*How to complete this task:* Write out the following listing in full, exactly as it reads.

*Records for the task:*
===============

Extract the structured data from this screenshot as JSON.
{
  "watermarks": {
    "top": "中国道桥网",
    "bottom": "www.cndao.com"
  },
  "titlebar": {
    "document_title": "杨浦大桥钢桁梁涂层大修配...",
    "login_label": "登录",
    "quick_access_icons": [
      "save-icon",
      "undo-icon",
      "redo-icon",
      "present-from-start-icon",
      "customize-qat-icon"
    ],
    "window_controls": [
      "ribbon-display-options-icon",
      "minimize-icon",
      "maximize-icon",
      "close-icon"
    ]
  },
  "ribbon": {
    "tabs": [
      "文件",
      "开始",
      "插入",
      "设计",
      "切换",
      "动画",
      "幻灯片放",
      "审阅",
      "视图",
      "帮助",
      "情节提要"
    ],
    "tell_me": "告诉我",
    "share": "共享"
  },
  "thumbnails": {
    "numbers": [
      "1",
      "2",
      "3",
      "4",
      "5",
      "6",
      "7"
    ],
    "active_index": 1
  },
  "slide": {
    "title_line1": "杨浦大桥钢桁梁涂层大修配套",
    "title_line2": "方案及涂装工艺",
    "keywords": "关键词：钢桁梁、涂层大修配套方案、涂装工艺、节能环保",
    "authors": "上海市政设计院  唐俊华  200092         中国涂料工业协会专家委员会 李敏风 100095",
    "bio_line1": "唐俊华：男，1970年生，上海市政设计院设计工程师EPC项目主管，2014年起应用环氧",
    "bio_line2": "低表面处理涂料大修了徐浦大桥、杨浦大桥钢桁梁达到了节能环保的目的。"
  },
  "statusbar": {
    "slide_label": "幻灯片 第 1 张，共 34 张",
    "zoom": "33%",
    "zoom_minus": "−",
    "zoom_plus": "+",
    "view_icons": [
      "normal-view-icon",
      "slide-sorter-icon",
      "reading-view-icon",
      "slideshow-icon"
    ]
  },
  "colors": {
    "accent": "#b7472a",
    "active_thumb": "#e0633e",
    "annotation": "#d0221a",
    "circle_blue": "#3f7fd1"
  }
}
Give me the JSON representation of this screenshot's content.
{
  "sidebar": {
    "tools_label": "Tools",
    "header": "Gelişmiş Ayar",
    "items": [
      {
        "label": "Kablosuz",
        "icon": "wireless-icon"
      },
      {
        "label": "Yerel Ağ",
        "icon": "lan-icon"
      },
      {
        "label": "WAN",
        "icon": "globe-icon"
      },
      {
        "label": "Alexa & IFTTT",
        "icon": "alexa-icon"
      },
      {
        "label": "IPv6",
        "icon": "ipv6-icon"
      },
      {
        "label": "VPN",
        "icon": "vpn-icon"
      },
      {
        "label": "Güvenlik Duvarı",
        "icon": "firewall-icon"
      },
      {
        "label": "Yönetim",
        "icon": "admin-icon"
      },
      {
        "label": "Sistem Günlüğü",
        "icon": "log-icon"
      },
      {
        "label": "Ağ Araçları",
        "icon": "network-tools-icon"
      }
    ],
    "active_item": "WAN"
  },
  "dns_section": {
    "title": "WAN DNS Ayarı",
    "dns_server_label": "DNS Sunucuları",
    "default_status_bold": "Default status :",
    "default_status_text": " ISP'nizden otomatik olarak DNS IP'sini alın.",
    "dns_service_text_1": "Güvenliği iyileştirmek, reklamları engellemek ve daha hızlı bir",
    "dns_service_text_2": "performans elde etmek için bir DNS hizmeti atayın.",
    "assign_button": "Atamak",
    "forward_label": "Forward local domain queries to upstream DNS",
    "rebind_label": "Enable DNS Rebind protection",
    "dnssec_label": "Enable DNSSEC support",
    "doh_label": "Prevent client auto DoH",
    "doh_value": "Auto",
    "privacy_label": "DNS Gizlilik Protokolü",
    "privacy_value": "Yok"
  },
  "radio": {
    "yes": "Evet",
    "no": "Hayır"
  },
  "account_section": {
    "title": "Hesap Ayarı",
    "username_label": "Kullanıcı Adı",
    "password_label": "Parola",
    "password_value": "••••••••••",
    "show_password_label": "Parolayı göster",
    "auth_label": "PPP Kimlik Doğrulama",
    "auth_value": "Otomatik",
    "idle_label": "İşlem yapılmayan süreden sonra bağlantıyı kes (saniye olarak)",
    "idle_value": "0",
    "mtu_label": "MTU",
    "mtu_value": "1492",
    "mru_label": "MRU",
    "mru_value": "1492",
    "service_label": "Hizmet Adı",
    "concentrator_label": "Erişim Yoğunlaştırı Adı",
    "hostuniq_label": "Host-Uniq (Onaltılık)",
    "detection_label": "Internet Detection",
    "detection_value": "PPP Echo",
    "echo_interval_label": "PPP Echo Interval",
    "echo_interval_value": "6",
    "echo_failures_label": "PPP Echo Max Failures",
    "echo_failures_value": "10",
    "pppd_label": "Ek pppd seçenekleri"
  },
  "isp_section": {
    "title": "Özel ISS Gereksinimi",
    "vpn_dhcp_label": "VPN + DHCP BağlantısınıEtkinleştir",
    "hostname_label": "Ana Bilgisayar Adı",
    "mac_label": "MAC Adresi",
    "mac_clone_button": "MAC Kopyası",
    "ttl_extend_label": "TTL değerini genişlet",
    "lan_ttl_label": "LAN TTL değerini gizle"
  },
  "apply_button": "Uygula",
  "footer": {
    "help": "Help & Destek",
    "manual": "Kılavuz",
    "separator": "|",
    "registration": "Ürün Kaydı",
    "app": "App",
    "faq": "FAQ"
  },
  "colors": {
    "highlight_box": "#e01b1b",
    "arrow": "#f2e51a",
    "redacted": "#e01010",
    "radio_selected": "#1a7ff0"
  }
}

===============

*Exercise answer:*
Extract the structured data from this screenshot as JSON.
{
  "watermarks": {
    "top": "中国道桥网",
    "bottom": "www.cndao.com"
  },
  "titlebar": {
    "document_title": "杨浦大桥钢桁梁涂层大修配...",
    "login_label": "登录",
    "quick_access_icons": [
      "save-icon",
      "undo-icon",
      "redo-icon",
      "present-from-start-icon",
      "customize-qat-icon"
    ],
    "window_controls": [
      "ribbon-display-options-icon",
      "minimize-icon",
      "maximize-icon",
      "close-icon"
    ]
  },
  "ribbon": {
    "tabs": [
      "文件",
      "开始",
      "插入",
      "设计",
      "切换",
      "动画",
      "幻灯片放",
      "审阅",
      "视图",
      "帮助",
      "情节提要"
    ],
    "tell_me": "告诉我",
    "share": "共享"
  },
  "thumbnails": {
    "numbers": [
      "1",
      "2",
      "3",
      "4",
      "5",
      "6",
      "7"
    ],
    "active_index": 1
  },
  "slide": {
    "title_line1": "杨浦大桥钢桁梁涂层大修配套",
    "title_line2": "方案及涂装工艺",
    "keywords": "关键词：钢桁梁、涂层大修配套方案、涂装工艺、节能环保",
    "authors": "上海市政设计院  唐俊华  200092         中国涂料工业协会专家委员会 李敏风 100095",
    "bio_line1": "唐俊华：男，1970年生，上海市政设计院设计工程师EPC项目主管，2014年起应用环氧",
    "bio_line2": "低表面处理涂料大修了徐浦大桥、杨浦大桥钢桁梁达到了节能环保的目的。"
  },
  "statusbar": {
    "slide_label": "幻灯片 第 1 张，共 34 张",
    "zoom": "33%",
    "zoom_minus": "−",
    "zoom_plus": "+",
    "view_icons": [
      "normal-view-icon",
      "slide-sorter-icon",
      "reading-view-icon",
      "slideshow-icon"
    ]
  },
  "colors": {
    "accent": "#b7472a",
    "active_thumb": "#e0633e",
    "annotation": "#d0221a",
    "circle_blue": "#3f7fd1"
  }
}
Give me the JSON representation of this screenshot's content.
{
  "sidebar": {
    "tools_label": "Tools",
    "header": "Gelişmiş Ayar",
    "items": [
      {
        "label": "Kablosuz",
        "icon": "wireless-icon"
      },
      {
        "label": "Yerel Ağ",
        "icon": "lan-icon"
      },
      {
        "label": "WAN",
        "icon": "globe-icon"
      },
      {
        "label": "Alexa & IFTTT",
        "icon": "alexa-icon"
      },
      {
        "label": "IPv6",
        "icon": "ipv6-icon"
      },
      {
        "label": "VPN",
        "icon": "vpn-icon"
      },
      {
        "label": "Güvenlik Duvarı",
        "icon": "firewall-icon"
      },
      {
        "label": "Yönetim",
        "icon": "admin-icon"
      },
      {
        "label": "Sistem Günlüğü",
        "icon": "log-icon"
      },
      {
        "label": "Ağ Araçları",
        "icon": "network-tools-icon"
      }
    ],
    "active_item": "WAN"
  },
  "dns_section": {
    "title": "WAN DNS Ayarı",
    "dns_server_label": "DNS Sunucuları",
    "default_status_bold": "Default status :",
    "default_status_text": " ISP'nizden otomatik olarak DNS IP'sini alın.",
    "dns_service_text_1": "Güvenliği iyileştirmek, reklamları engellemek ve daha hızlı bir",
    "dns_service_text_2": "performans elde etmek için bir DNS hizmeti atayın.",
    "assign_button": "Atamak",
    "forward_label": "Forward local domain queries to upstream DNS",
    "rebind_label": "Enable DNS Rebind protection",
    "dnssec_label": "Enable DNSSEC support",
    "doh_label": "Prevent client auto DoH",
    "doh_value": "Auto",
    "privacy_label": "DNS Gizlilik Protokolü",
    "privacy_value": "Yok"
  },
  "radio": {
    "yes": "Evet",
    "no": "Hayır"
  },
  "account_section": {
    "title": "Hesap Ayarı",
    "username_label": "Kullanıcı Adı",
    "password_label": "Parola",
    "password_value": "••••••••••",
    "show_password_label": "Parolayı göster",
    "auth_label": "PPP Kimlik Doğrulama",
    "auth_value": "Otomatik",
    "idle_label": "İşlem yapılmayan süreden sonra bağlantıyı kes (saniye olarak)",
    "idle_value": "0",
    "mtu_label": "MTU",
    "mtu_value": "1492",
    "mru_label": "MRU",
    "mru_value": "1492",
    "service_label": "Hizmet Adı",
    "concentrator_label": "Erişim Yoğunlaştırı Adı",
    "hostuniq_label": "Host-Uniq (Onaltılık)",
    "detection_label": "Internet Detection",
    "detection_value": "PPP Echo",
    "echo_interval_label": "PPP Echo Interval",
    "echo_interval_value": "6",
    "echo_failures_label": "PPP Echo Max Failures",
    "echo_failures_value": "10",
    "pppd_label": "Ek pppd seçenekleri"
  },
  "isp_section": {
    "title": "Özel ISS Gereksinimi",
    "vpn_dhcp_label": "VPN + DHCP BağlantısınıEtkinleştir",
    "hostname_label": "Ana Bilgisayar Adı",
    "mac_label": "MAC Adresi",
    "mac_clone_button": "MAC Kopyası",
    "ttl_extend_label": "TTL değerini genişlet",
    "lan_ttl_label": "LAN TTL değerini gizle"
  },
  "apply_button": "Uygula",
  "footer": {
    "help": "Help & Destek",
    "manual": "Kılavuz",
    "separator": "|",
    "registration": "Ürün Kaydı",
    "app": "App",
    "faq": "FAQ"
  },
  "colors": {
    "highlight_box": "#e01b1b",
    "arrow": "#f2e51a",
    "redacted": "#e01010",
    "radio_selected": "#1a7ff0"
  }
}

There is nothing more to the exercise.